public static CancellationToken AutoCancelingToken(TimeSpan delay) {     if (delay.TotalMilliseconds < 0)

         throw new ArgumentOutOfRangeException(nameof(delay), delay, $”{nameof(delay)} cannot be less than 0″);

    var cts = new CancellationTokenSource();          var t = new System.Timers.Timer(delay.TotalMilliseconds);     t.AutoReset = false;     t.Elapsed += (source, e) =>     {         cts.Cancel();         cts.Dispose();         t.Dispose();     };     t.Start();     return cts.Token;

}

Note that we’re explicitly using a System.Timers.Timer instead of a System.Threading.Timer. This is important because a threading timer can be garbage collected unexpectedly.

Proposed Solution 2

So it turns out there’s a little trick on CancellationToken that I wasn’t aware of. You can register a callback for when the token is canceled. What can we do with that? Cancel the original CancellationTokenSource.

public static CancellationToken AutoCancelingToken(TimeSpan delay) {     if (delay.TotalMilliseconds < 0)

         throw new ArgumentOutOfRangeException(nameof(delay), delay, $”{nameof(delay)} cannot be less than 0″);

    var cts = new CancellationTokenSource(delay);     var result = cts.Token;     result.Register(() => cts.Dispose());     return result;

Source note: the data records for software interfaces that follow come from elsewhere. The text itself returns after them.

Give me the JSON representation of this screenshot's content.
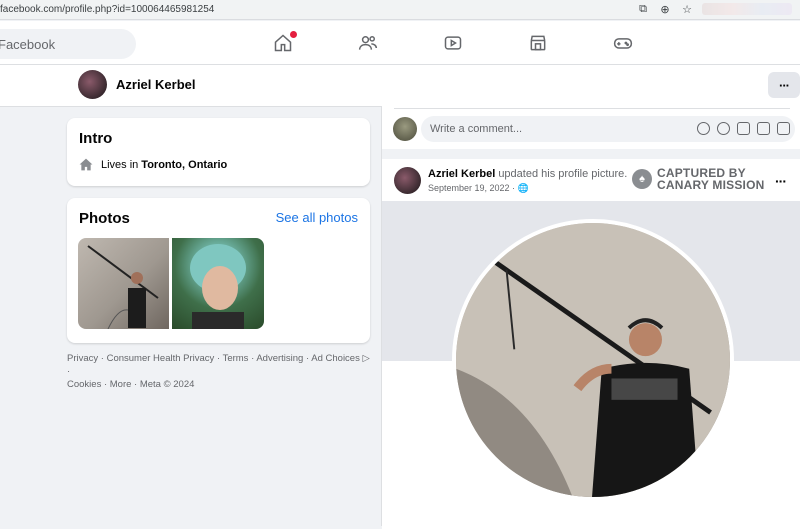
{
  "browser": {
    "url": "facebook.com/profile.php?id=100064465981254",
    "icons": [
      "cast-icon",
      "zoom-icon",
      "star-icon"
    ]
  },
  "topnav": {
    "search_placeholder": "Facebook",
    "nav_icons": [
      "home-icon",
      "friends-icon",
      "watch-icon",
      "marketplace-icon",
      "gaming-icon"
    ],
    "notification_color": "#e41e3f"
  },
  "profile": {
    "name": "Azriel Kerbel",
    "more_label": "···"
  },
  "intro": {
    "title": "Intro",
    "lives_prefix": "Lives in",
    "lives_location": "Toronto, Ontario"
  },
  "photos": {
    "title": "Photos",
    "see_all": "See all photos"
  },
  "footer": {
    "line1": "Privacy · Consumer Health Privacy · Terms · Advertising · Ad Choices ▷ ·",
    "line2": "Cookies · More · Meta © 2024"
  },
  "comment": {
    "placeholder": "Write a comment..."
  },
  "post": {
    "author": "Azriel Kerbel",
    "action": "updated his profile picture.",
    "date": "September 19, 2022 · ",
    "captured_line1": "CAPTURED BY",
    "captured_line2": "CANARY MISSION",
    "more_label": "···"
  },
  "colors": {
    "link": "#1b74e4",
    "bg": "#f0f2f5"
  }
}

}

AutoCancelingToken will be included in Tortuga Anchor 3.1. (Or you can just steal the code above.)